You register for lecture modules on-line and have an opportunity to change your mind. Some students use the first week of lectures to try out several lecture modules before they make their final choice. However, registration for lecture modules is on a 'first-come, first-served' basis and because some modules are capped, we advise you to register as soon as possible for your first choices. Then, should you change your mind, be sure promptly to 'de-register' from or 'drop' those lecture modules so that other interested students may register in your place.
Visiting students who are interested in taking a particular COLLOQUIUM or a SEMINAR should:
- Speak to or email the module convener (lecturer) about the colloquium or seminar beforehand to ascertain whether the module will suit you and whether there are any areas of concern.
- If the convenor gives you a place on the colloquium or seminar, s/he will inform Helena Condon, who will add you to the list and complete your registration.
For visiting students, all History modules are continuous assessment, which usually consists of a mid-term essay and a final essay.
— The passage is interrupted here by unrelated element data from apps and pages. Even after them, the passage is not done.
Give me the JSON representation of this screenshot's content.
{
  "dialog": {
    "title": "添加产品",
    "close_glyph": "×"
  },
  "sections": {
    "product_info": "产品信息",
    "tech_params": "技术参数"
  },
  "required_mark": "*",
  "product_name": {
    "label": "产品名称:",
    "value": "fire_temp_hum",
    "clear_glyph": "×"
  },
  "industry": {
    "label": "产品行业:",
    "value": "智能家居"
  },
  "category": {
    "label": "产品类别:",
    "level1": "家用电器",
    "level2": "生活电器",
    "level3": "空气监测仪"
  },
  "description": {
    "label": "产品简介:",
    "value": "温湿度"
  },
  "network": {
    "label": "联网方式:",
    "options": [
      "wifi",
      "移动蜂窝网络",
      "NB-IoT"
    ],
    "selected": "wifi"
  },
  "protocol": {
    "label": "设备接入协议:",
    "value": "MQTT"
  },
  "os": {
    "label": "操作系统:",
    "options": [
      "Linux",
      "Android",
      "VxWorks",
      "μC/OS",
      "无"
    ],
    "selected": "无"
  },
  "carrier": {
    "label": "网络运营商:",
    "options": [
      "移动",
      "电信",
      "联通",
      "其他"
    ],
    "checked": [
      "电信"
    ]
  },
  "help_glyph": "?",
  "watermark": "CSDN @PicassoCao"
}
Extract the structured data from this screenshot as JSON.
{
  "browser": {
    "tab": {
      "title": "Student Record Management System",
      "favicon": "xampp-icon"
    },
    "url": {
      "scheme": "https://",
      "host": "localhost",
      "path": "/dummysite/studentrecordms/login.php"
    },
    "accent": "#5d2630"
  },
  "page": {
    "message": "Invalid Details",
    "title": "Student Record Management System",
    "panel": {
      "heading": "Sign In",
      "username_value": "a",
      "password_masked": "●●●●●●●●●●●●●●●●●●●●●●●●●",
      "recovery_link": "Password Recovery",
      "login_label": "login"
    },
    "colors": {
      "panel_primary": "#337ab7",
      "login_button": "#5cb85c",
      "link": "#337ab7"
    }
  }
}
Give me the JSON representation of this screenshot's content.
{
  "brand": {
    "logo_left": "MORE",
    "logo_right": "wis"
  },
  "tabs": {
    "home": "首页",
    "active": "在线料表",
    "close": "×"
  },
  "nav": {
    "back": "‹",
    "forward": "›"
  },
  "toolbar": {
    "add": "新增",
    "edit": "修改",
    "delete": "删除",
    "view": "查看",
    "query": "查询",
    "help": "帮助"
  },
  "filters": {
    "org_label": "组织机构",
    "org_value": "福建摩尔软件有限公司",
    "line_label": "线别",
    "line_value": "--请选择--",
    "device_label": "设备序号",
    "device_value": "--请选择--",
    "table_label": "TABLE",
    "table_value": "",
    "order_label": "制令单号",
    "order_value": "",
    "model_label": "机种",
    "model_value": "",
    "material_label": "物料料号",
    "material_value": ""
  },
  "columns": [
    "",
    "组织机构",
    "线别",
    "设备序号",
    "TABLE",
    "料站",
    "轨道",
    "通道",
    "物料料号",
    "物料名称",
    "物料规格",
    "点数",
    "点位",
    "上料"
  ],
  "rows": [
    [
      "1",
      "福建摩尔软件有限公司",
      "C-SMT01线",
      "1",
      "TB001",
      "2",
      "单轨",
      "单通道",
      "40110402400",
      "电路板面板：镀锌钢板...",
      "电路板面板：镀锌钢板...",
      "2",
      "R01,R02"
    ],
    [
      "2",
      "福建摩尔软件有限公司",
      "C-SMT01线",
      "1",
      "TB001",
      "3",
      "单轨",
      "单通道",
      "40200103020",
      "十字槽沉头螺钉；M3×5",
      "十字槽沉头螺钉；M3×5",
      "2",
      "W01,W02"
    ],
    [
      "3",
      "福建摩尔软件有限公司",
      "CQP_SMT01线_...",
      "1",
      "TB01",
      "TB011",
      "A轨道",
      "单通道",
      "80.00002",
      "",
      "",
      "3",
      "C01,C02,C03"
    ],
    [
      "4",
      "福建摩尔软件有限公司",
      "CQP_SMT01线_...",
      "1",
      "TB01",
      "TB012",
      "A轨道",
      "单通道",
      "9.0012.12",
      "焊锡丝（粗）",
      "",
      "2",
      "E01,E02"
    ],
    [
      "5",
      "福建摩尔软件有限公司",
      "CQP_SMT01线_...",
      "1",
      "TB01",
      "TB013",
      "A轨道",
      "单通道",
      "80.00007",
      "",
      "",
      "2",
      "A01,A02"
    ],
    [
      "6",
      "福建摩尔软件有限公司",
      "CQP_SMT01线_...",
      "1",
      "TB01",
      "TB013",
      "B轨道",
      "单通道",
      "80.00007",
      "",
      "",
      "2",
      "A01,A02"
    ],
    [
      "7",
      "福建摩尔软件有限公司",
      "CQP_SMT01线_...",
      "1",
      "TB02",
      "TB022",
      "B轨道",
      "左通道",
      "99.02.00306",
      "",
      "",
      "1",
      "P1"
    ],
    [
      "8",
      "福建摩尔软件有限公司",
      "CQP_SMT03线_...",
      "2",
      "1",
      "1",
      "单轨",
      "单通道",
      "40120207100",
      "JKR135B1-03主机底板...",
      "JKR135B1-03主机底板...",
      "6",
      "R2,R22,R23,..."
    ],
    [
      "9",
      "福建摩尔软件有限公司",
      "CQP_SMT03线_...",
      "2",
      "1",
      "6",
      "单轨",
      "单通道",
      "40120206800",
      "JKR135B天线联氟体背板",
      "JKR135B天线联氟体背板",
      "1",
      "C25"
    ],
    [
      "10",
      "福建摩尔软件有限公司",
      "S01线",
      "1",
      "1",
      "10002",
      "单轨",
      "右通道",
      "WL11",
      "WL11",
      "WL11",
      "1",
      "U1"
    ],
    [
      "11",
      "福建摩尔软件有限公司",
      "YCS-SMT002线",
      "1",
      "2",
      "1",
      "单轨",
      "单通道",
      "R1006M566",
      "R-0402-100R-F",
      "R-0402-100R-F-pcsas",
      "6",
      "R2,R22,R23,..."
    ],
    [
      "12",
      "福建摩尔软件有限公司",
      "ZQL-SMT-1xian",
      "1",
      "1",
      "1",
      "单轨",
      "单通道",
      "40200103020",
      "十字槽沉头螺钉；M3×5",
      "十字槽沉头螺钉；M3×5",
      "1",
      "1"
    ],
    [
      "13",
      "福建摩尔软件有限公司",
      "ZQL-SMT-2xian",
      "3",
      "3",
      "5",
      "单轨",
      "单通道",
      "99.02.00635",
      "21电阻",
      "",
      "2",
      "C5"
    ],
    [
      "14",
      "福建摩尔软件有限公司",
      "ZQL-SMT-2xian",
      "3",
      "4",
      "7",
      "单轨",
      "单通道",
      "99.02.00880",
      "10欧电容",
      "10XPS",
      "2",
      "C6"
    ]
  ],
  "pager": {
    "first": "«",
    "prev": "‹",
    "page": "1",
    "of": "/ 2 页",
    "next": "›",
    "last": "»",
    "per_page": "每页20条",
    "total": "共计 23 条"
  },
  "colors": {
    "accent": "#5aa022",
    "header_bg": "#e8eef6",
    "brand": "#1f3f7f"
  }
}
However, lecturers have the discretion to vary this general method of assessment. Lecturers will inform you of their marking scheme at the beginning of term. Note that Seminars & Colloquia have a different marking scheme and different weighting to the Lecture modules (see above.)
There is no "AUDIT" type registration in NUI Galway. If you register for a module, we have to return a mark for you. If you do not want to be assessed for a module (you just want to sit in and don't intend to use it in fulfilment of your year abroad obligations), just ask the lecturer for permission. This is no problem for a Lecture module. Permission would not normally be granted for a Seminar or Colloquium.
Information on the Academic Calendar and Exam start times are available here.
We are always happy to help students in any way that we can. Feel free to speak to someone about any questions or problems that you may have. Below are pertinent contacts.
Dr Kimberly LoPrete, Academic Liaison for continental European and North American Students
Rm 407, Tower 1, Floor 2, Arts Science Building
091-493547 (external), 3547 (internal)
Ms Helena Condon, Administrator
Rm 405, Tower 1, Floor 2, Arts Science Building
091-492537 (external), 2537 (internal)
ADVICE IN LANGUAGES OTHER THAN ENGLISH
We are happy to help students with queries in their native languages, if English is proving a difficulty. The following staff can be of help:
Prof. Enrico Dal Lago
Dr Kimberly LoPrete, Dr Gearóid Barry and Dr Alison Forrestal
Prof. Dáibhí Ó Cróinin and Dr Róisín Healy
Dr Mary Harris